§ EXERCISE DESCRIPTION: Lines containing the word "сайта" in the data below: say how many, with no other text.

______

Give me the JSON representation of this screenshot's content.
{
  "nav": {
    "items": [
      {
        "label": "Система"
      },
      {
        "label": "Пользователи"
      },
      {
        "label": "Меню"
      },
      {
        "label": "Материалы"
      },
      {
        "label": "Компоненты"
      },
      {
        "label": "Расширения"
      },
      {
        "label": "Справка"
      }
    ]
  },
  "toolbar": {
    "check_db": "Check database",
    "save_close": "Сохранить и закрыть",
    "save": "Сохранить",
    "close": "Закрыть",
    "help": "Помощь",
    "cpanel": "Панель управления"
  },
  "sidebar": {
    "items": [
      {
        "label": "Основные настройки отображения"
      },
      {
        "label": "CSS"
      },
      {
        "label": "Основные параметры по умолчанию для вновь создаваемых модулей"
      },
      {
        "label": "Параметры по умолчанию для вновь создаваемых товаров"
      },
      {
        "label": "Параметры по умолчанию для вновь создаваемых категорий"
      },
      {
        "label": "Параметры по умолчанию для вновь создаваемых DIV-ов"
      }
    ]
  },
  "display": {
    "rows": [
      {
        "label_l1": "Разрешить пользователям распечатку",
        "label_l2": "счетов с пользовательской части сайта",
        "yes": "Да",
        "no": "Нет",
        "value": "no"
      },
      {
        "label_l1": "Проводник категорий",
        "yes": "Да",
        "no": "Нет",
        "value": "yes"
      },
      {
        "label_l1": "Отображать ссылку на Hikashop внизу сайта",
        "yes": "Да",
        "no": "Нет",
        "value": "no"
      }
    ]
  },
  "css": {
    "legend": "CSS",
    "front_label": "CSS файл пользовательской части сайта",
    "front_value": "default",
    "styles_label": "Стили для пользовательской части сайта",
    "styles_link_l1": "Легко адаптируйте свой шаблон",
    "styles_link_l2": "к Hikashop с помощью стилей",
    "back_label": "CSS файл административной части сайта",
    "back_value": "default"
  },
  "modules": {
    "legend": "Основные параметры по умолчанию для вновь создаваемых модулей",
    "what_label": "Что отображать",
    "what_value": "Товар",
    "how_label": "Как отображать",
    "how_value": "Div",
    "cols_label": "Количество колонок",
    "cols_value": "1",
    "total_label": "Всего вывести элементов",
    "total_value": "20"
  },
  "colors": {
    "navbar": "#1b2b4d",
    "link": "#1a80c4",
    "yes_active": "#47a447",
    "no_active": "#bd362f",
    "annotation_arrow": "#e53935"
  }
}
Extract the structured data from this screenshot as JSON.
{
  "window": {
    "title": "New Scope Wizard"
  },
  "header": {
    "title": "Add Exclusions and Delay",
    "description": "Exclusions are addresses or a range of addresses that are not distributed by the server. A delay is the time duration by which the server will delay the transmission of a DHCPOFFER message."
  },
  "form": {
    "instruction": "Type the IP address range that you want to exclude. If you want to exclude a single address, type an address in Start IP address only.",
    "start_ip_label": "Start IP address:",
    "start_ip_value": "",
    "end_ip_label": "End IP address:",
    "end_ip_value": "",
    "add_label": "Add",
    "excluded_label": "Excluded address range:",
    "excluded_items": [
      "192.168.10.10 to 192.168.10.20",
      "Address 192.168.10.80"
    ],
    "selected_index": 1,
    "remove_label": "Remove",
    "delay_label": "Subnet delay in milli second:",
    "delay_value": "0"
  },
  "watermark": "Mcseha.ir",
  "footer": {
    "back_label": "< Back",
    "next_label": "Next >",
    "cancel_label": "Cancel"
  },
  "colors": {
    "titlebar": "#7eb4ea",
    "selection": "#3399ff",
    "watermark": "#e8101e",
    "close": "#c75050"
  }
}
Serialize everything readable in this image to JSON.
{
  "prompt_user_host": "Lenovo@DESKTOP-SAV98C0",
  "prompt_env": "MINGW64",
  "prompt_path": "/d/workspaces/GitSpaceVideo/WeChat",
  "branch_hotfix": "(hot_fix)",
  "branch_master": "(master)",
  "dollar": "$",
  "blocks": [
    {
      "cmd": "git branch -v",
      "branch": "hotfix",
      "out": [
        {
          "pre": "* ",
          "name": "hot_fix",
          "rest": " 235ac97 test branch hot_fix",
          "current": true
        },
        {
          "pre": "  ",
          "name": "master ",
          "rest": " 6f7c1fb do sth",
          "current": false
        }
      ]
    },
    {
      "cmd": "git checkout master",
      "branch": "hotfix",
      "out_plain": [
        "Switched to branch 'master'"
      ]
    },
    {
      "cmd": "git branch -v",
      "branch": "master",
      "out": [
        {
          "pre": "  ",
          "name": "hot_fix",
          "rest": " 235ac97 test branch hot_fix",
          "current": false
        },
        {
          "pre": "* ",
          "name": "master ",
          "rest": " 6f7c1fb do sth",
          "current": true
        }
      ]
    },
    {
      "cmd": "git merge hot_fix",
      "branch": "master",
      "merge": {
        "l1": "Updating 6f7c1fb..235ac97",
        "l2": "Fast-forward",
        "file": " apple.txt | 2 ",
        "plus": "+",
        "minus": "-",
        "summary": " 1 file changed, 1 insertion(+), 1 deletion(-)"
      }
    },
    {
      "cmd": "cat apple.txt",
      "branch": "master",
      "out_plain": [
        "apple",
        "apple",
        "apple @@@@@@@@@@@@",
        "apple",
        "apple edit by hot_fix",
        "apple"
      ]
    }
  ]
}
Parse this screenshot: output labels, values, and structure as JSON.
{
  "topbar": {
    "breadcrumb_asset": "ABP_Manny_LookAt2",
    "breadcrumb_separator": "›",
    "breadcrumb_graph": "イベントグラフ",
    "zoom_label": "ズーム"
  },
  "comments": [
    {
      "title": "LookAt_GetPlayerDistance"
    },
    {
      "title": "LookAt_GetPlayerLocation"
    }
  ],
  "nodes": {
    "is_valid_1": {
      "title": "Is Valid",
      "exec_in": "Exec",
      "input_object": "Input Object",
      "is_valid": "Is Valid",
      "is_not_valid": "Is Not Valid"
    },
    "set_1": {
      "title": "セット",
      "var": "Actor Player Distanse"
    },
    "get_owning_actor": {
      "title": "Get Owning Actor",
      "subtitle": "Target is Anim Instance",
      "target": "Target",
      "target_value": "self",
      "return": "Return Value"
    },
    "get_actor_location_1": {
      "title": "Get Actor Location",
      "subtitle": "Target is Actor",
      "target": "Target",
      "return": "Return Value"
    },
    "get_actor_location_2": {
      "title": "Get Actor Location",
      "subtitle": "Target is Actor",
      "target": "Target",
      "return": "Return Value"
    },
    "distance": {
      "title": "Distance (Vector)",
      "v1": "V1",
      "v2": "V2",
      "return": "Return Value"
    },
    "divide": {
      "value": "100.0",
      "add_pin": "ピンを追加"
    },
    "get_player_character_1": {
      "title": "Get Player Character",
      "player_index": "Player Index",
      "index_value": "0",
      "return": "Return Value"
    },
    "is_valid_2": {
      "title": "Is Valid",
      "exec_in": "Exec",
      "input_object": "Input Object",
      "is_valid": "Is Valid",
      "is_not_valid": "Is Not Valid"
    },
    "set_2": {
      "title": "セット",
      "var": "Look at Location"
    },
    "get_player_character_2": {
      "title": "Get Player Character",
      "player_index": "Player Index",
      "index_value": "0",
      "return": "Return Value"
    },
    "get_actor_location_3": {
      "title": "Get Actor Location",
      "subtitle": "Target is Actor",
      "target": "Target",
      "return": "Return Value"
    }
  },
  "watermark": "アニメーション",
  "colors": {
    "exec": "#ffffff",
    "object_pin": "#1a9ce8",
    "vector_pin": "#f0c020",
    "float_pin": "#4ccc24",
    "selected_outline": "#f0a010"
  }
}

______

§ RESULT OF THIS TASK: 5